The play’s prone to spoilers – you’ll get the most out of it without knowing what comes next – but broadly, it’s a story in three parts that follows the Lafayette family, who have arrived at their family plantation (yes, in 2014) to divvy up the remnants of the recently deceased patriarch’s estate. When one of the grandchildren gets their hands on an album filled with photos of dead Black people, all hell breaks loose. Was Grandpa a bigot? Could the disturbing pictures be sold to recoup some of the money from his botched estate? What other secrets might the plantation hold?
It’s a family drama about a deeply fucked-up family – with episodes of pedophilia, incest, and flagrant racism to spare – but importantly, it’s a family penned by a Black playwright, a distinction that becomes increasingly important to remember as the play descends into hate-fuelled madness, showcasing whiteness at its ugliest time and again. Appropriate covers an impressive gamut of white stereotypes, including a crunchy granola girlfriend, a creepy uncle, and a teenage boy destined for mediocrity; if you can think of a white American archetype, it’s probably in there. While, yes, these characters are frequently the butt of the joke, they’re real, breathing people too, impressively fulfilling their roles as both characters and symbols. Jacobs-Jenkins makes his social points without over-explaining them, and never does the importance of his message, about the karmic logic of racial appropriation, obfuscate the story of the play – in short, the writing is excellent.

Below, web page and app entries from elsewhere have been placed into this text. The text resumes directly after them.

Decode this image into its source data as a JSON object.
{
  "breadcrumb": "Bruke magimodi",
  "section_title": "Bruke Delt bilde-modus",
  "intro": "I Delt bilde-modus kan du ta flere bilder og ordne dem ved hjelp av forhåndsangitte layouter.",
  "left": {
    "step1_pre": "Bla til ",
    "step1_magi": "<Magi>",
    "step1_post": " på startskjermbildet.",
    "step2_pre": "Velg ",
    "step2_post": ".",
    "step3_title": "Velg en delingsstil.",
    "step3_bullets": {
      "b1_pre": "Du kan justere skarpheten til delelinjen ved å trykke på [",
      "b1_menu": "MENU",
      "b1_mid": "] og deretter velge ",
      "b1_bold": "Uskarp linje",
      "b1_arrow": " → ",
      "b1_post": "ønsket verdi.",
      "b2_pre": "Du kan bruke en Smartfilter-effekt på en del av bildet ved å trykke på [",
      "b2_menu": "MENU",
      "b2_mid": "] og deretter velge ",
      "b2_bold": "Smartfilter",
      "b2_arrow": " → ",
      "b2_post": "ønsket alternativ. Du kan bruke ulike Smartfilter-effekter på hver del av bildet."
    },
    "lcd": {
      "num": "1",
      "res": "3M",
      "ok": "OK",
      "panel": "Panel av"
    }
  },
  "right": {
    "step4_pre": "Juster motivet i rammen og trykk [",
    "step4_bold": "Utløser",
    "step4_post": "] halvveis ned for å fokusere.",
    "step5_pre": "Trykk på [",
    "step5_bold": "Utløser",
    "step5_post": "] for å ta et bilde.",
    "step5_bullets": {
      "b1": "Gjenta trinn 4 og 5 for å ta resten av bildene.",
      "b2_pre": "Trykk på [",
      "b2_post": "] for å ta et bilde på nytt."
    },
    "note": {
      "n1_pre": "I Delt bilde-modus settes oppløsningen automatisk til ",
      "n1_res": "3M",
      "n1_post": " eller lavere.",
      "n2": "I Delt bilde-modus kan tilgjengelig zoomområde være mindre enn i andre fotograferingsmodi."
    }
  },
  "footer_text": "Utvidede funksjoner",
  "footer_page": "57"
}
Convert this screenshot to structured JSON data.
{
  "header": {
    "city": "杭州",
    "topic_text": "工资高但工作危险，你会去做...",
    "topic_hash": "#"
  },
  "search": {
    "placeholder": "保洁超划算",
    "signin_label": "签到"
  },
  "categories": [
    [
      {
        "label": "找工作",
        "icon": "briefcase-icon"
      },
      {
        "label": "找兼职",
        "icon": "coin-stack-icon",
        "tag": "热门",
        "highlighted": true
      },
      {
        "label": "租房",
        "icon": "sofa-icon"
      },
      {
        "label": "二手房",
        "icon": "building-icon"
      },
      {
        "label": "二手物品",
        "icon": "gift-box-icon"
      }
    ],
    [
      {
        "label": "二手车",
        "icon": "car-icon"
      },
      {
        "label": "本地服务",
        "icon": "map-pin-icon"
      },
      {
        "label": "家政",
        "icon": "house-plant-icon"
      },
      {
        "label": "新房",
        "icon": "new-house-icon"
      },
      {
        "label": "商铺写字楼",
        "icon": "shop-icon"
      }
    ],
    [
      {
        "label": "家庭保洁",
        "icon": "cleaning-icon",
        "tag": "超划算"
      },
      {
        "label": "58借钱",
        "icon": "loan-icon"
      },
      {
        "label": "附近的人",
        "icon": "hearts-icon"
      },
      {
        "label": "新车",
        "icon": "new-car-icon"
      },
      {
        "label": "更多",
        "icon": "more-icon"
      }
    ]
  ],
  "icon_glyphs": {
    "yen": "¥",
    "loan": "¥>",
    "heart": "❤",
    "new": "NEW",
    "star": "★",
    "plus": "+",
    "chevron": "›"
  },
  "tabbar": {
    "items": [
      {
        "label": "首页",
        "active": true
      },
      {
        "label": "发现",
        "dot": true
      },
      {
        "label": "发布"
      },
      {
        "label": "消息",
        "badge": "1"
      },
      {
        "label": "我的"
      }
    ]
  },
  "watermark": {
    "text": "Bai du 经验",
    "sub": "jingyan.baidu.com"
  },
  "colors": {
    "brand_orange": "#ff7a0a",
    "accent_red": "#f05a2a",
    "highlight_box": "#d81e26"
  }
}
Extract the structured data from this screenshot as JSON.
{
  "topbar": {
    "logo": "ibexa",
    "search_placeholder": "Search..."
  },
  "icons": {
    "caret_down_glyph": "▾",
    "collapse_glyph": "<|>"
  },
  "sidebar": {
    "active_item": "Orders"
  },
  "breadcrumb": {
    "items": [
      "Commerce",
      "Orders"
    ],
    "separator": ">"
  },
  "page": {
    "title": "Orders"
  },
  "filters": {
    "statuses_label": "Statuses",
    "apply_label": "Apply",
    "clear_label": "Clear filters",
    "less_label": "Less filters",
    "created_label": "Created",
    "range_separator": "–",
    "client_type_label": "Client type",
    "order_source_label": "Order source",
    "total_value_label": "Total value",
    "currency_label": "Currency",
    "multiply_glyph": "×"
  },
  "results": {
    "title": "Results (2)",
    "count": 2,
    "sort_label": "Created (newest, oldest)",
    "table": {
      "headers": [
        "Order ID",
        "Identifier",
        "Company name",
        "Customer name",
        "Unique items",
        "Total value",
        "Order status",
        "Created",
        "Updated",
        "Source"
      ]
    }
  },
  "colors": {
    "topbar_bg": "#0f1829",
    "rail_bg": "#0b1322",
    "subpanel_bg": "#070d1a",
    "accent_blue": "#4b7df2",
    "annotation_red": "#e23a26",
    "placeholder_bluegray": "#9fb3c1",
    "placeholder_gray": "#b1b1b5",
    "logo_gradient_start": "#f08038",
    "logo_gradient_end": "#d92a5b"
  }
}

The direction, too, can be thanked for how widely Appropriate swings (and hits); Matthew G. Brown, who is Black, is assistant director alongside Dykstra. The Coal Mine space has, as per usual, been transformed such that it is nearly unrecognizable, in a proscenium arrangement that makes the teeny venue feel much larger than it is. Co-set designers Steve Lucas and Rebecca Morris have built out the Lafayette estate with impressive attention to detail, making the cramped home feel like an antiquated space vast with opportunities for the actors to rage and devolve. A chaotic fight scene that squeezes every member of the large cast onstage is a highlight; a squirmy vignette involving two of the teenage children at their most awkward is another.
These directorial stunners are brought to life by a knockout group of actors. Raquel Duffy stars as Toni, the grieving daughter pushed into near-psychosis by her bitter, unforgiving past. Amy Lee is Rachael, a Jewish woman from New York who has never felt included in the Lafayette family, despite marrying into it and bearing children with Beau, the family man masquerading as a Democrat (he’s played brilliantly by Gray Powell). Alison Beckwith is River, the hippie-wannabe 23-year-old with eyes on Frank, whose monstrous past haunts him in the delicate, complex layers displayed by Andy Trithardt.
Not once in Toronto have I experienced a play in which so many people in the audience screamed in unison at an onstage image. It takes a very special piece of art to make that many people cringe at once in such beautiful, messy synchronicity – that moment, and you’ll know the one I mean when you see the show, will stay burned in my memory forever. Kudos especially to child actor Ruari Hamman, who plays Ainsley, Rachael and Beau’s youngest son.
I’ll admit, Coal Mine hasn’t wowed me since their production of The Antipodes in early 2022, also directed by Dykstra. Last year’s season, though impressively produced in the aftermath of a devastating fire, felt incomprehensibly dark, a mosaic of disturbing stories bound together by their lack of levity. The Antipodes, one of the first shows to be produced in the city post-pandemic, was, for me, a gold standard in Toronto theatre, one Coal Mine hadn’t met again until now.
Well. New gold standard achieved.
Appropriate runs at Coal Mine Theatre until October 21. Tickets are available here.
Intermission reviews are independent and unrelated to Intermission’s partnered content. Learn more about Intermission’s partnership model here.